EXERCISE OBJECTIVE >>
Look through the material below and count the lines that hold "screenshot". Give that number by itself.

MATERIAL SUPPLIED >>
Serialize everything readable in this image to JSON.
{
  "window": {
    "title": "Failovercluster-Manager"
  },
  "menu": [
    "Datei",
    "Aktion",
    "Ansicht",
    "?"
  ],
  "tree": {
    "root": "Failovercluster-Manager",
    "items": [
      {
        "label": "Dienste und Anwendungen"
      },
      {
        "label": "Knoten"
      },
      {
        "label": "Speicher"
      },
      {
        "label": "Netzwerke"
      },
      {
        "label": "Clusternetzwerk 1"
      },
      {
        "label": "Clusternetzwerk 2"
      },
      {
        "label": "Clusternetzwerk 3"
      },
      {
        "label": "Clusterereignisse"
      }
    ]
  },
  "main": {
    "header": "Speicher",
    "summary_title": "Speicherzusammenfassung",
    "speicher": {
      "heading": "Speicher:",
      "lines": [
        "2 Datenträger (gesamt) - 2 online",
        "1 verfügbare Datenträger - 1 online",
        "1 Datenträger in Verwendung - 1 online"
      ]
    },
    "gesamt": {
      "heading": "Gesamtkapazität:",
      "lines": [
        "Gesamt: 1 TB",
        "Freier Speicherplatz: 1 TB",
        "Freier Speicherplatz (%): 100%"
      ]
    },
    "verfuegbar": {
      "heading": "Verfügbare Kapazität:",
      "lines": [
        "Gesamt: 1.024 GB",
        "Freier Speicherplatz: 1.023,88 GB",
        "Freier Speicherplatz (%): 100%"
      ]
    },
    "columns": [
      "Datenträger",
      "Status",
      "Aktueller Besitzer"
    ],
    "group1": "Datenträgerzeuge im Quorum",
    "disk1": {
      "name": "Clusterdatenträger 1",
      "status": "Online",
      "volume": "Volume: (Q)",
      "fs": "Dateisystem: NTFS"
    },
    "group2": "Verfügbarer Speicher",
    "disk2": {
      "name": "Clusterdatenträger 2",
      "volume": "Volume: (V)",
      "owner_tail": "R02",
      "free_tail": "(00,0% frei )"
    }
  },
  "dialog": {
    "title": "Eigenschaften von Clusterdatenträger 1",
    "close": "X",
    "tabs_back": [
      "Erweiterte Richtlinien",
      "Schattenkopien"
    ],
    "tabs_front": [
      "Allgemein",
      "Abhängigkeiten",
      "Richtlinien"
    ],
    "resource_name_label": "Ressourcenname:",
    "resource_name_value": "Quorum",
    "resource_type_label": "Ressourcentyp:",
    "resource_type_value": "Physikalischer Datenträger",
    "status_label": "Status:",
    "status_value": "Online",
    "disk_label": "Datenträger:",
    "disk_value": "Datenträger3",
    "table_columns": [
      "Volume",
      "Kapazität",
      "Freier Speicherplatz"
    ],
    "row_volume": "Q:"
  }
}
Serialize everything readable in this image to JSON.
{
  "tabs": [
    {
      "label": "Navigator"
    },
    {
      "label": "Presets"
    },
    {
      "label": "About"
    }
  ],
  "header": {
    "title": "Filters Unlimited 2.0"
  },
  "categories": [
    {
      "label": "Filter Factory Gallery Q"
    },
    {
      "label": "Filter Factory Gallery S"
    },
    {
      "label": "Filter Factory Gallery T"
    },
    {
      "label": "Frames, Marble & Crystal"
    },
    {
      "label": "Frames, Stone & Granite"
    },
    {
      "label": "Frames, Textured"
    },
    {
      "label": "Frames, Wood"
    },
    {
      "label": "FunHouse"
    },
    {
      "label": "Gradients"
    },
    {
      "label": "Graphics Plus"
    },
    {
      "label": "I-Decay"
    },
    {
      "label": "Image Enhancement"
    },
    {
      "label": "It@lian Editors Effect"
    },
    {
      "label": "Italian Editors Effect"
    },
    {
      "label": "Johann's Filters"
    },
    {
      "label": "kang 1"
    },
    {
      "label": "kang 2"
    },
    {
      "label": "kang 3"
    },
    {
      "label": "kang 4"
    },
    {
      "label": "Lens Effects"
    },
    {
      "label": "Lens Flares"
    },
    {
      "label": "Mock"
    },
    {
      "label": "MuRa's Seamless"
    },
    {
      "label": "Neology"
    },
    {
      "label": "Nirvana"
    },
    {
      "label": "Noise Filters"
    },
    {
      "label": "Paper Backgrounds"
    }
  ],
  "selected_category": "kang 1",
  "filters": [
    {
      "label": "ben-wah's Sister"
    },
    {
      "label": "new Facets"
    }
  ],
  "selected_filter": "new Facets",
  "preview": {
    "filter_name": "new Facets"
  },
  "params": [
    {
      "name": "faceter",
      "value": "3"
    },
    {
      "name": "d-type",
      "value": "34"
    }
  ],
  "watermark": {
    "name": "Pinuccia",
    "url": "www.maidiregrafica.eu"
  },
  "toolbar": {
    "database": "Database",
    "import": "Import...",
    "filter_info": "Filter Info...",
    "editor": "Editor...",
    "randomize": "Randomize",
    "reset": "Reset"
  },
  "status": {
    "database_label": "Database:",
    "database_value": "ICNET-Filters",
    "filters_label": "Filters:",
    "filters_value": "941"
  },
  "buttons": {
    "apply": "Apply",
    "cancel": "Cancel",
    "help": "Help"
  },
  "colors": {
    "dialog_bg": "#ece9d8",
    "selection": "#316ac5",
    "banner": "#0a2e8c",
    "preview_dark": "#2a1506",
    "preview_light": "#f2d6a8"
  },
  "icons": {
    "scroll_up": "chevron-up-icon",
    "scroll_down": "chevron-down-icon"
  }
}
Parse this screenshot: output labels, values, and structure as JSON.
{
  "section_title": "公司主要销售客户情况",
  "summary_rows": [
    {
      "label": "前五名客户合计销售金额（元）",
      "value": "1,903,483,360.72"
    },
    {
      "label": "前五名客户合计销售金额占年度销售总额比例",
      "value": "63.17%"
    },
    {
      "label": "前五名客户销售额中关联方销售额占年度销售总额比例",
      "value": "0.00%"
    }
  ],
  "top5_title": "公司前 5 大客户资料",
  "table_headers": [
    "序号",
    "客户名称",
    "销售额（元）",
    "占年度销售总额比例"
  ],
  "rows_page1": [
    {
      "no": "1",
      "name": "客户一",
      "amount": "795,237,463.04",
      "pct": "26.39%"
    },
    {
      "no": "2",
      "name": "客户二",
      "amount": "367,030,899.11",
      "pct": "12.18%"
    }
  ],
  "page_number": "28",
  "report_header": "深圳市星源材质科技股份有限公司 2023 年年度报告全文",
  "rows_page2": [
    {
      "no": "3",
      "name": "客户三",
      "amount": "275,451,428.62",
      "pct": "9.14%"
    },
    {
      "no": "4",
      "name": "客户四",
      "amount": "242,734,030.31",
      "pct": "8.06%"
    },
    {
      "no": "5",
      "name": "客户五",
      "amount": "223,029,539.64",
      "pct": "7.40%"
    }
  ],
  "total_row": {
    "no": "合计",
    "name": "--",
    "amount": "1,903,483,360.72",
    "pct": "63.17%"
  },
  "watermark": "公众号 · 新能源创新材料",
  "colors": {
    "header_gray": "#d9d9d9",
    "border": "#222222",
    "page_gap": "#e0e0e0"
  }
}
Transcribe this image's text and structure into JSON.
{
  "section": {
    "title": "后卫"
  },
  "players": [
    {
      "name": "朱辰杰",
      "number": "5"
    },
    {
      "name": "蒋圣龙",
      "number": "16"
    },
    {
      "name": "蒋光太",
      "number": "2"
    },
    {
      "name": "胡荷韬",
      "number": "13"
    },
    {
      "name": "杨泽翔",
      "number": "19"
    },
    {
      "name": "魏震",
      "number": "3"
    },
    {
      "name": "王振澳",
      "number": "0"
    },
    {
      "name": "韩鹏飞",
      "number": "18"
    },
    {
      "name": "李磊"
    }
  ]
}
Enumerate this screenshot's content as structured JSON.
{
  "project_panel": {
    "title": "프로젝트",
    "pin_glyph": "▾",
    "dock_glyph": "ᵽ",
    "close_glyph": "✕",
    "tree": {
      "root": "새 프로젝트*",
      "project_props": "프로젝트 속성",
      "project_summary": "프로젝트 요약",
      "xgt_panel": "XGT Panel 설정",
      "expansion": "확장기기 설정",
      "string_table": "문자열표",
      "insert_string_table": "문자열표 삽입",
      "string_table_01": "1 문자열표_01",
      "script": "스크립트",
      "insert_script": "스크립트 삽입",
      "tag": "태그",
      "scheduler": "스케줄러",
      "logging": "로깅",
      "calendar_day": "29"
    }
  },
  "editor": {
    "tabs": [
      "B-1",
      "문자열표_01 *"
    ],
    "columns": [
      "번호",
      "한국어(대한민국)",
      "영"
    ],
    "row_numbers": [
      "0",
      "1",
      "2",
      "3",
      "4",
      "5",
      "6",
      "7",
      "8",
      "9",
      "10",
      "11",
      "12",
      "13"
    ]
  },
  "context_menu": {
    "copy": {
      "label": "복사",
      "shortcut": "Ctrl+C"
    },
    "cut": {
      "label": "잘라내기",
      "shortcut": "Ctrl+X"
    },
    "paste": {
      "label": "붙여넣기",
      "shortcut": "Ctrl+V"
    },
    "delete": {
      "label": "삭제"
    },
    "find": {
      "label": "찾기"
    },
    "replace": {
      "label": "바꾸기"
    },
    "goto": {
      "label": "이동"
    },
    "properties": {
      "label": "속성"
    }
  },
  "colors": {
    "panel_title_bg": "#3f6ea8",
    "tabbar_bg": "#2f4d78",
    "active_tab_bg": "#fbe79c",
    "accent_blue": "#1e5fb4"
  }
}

ANSWER SECTION >>
2